Required action: Tally the lines of the entries below that hold the word "with", and please give only the total.

*** Source data Section Begins ***

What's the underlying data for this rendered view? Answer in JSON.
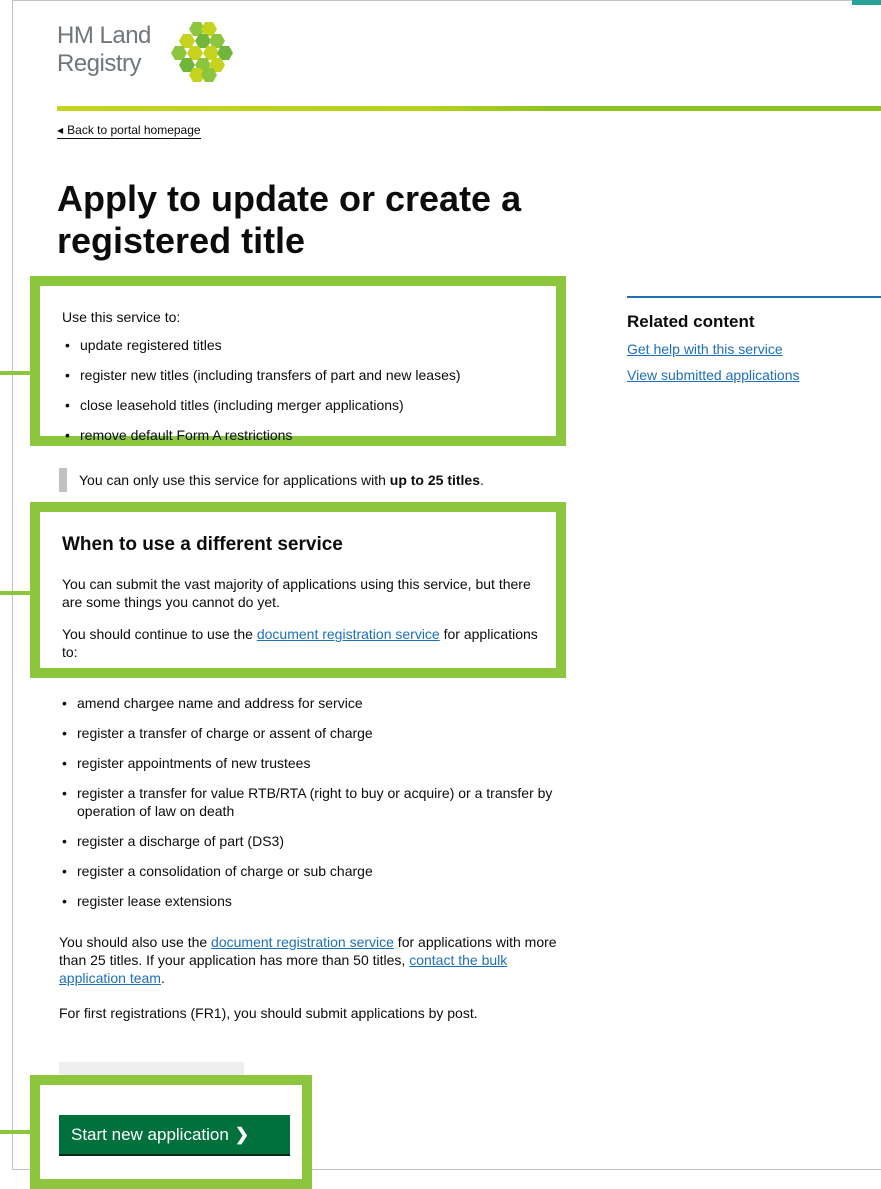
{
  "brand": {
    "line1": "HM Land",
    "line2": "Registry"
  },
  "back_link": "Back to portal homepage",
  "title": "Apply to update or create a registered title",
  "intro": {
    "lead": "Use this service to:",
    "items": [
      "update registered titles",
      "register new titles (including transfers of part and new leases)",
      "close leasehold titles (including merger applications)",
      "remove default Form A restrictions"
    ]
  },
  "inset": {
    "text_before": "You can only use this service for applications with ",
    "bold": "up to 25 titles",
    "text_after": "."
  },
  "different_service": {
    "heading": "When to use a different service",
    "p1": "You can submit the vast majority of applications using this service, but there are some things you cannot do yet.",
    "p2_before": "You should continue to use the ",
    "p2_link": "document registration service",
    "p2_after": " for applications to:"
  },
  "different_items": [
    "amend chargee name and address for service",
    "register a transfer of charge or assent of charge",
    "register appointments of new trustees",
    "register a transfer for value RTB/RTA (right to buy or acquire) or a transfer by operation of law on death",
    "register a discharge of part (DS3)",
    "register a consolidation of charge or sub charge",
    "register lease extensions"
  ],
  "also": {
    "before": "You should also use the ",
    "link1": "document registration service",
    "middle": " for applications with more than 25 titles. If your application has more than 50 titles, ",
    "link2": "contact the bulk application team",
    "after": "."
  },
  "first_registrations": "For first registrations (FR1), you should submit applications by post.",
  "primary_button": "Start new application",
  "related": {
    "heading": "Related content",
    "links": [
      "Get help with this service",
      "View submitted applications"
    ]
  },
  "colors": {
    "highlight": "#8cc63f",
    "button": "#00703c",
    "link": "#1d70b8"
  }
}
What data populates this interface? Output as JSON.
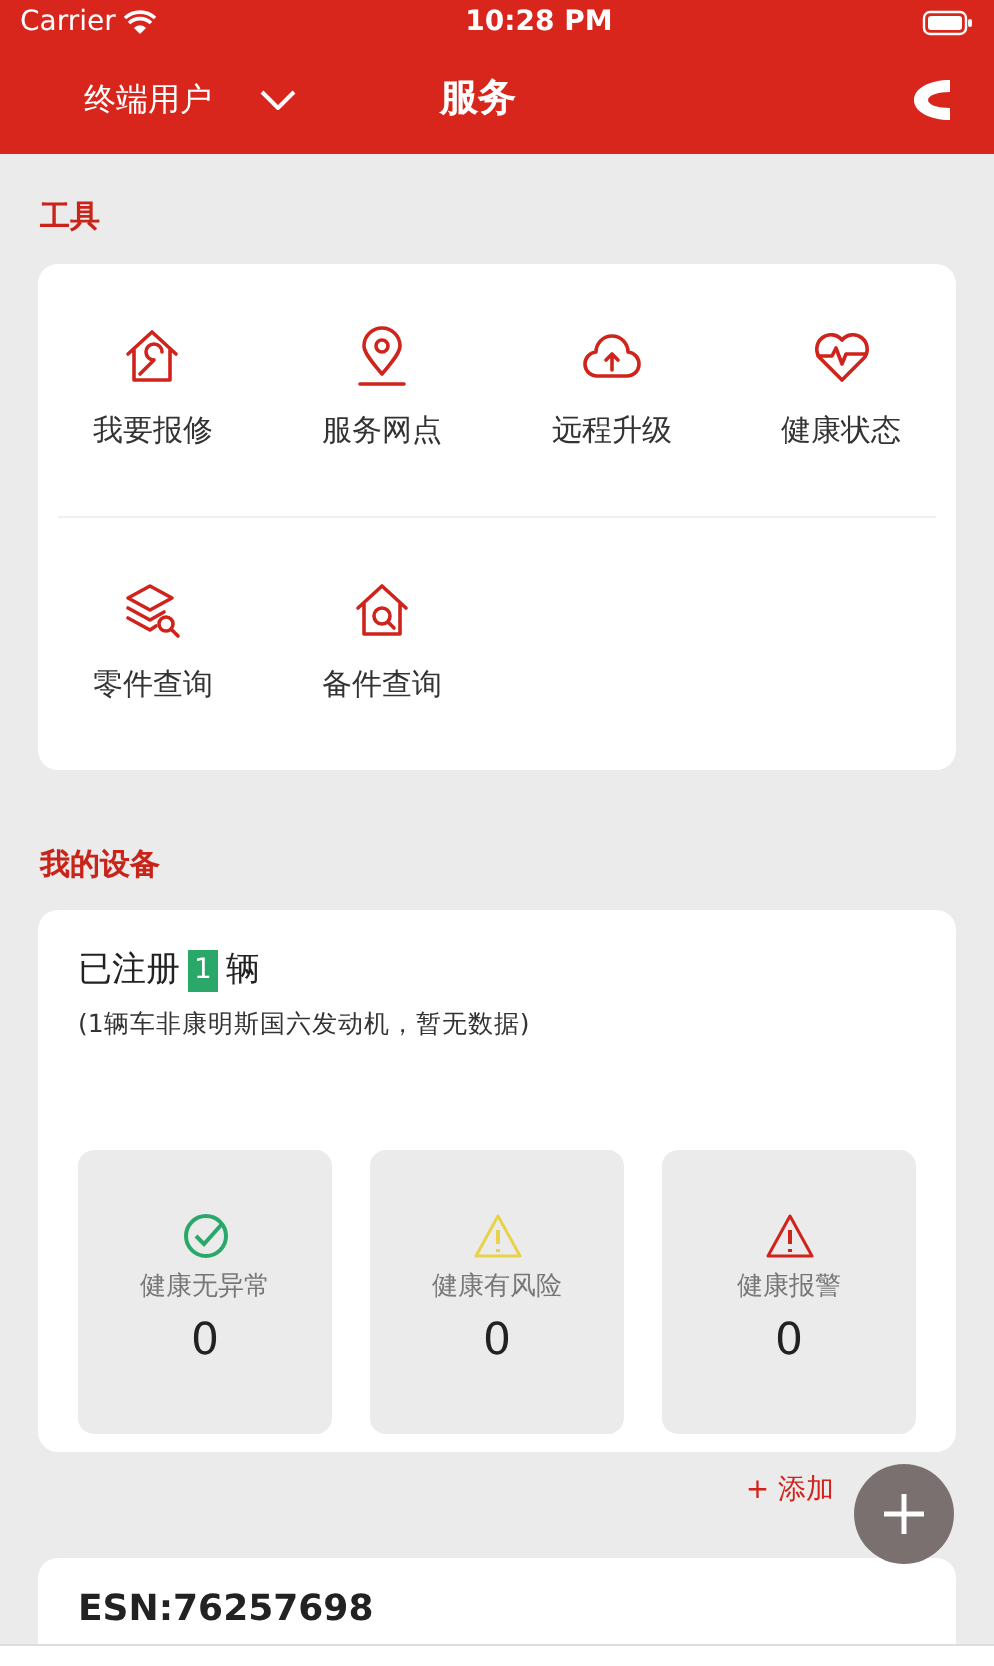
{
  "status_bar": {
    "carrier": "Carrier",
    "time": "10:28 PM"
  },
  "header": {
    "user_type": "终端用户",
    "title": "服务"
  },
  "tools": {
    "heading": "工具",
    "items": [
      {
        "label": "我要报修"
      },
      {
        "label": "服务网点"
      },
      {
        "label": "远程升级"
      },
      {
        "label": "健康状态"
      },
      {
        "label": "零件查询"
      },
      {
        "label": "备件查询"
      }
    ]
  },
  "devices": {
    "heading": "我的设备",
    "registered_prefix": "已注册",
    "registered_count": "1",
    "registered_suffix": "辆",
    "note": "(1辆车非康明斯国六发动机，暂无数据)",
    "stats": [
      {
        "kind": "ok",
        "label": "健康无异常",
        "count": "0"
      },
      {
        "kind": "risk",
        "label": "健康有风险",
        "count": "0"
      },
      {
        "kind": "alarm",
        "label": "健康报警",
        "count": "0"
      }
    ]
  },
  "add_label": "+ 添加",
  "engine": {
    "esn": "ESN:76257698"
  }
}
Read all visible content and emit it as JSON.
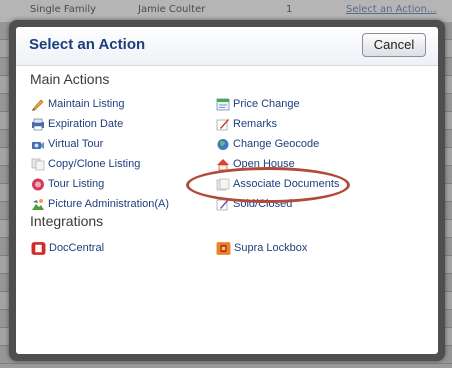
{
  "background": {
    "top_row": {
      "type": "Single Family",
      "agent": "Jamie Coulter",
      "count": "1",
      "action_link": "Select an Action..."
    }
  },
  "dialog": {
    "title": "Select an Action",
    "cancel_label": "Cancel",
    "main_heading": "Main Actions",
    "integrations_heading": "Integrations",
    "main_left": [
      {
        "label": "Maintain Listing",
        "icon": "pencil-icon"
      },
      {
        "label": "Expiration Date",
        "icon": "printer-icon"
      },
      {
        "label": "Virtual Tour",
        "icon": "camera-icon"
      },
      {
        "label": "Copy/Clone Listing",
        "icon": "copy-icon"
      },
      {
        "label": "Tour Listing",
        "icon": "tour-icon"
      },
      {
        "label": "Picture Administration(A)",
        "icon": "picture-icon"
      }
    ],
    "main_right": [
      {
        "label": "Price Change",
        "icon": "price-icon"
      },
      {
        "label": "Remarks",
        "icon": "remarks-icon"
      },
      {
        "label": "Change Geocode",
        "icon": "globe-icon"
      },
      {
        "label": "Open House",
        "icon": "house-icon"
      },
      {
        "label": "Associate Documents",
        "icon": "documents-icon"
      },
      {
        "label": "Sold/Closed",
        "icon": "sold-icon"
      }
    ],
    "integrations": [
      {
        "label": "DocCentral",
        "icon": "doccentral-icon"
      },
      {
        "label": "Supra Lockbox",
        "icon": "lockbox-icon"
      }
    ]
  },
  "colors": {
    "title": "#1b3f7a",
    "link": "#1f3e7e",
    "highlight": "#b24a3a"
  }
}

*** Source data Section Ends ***

Output for this task: 3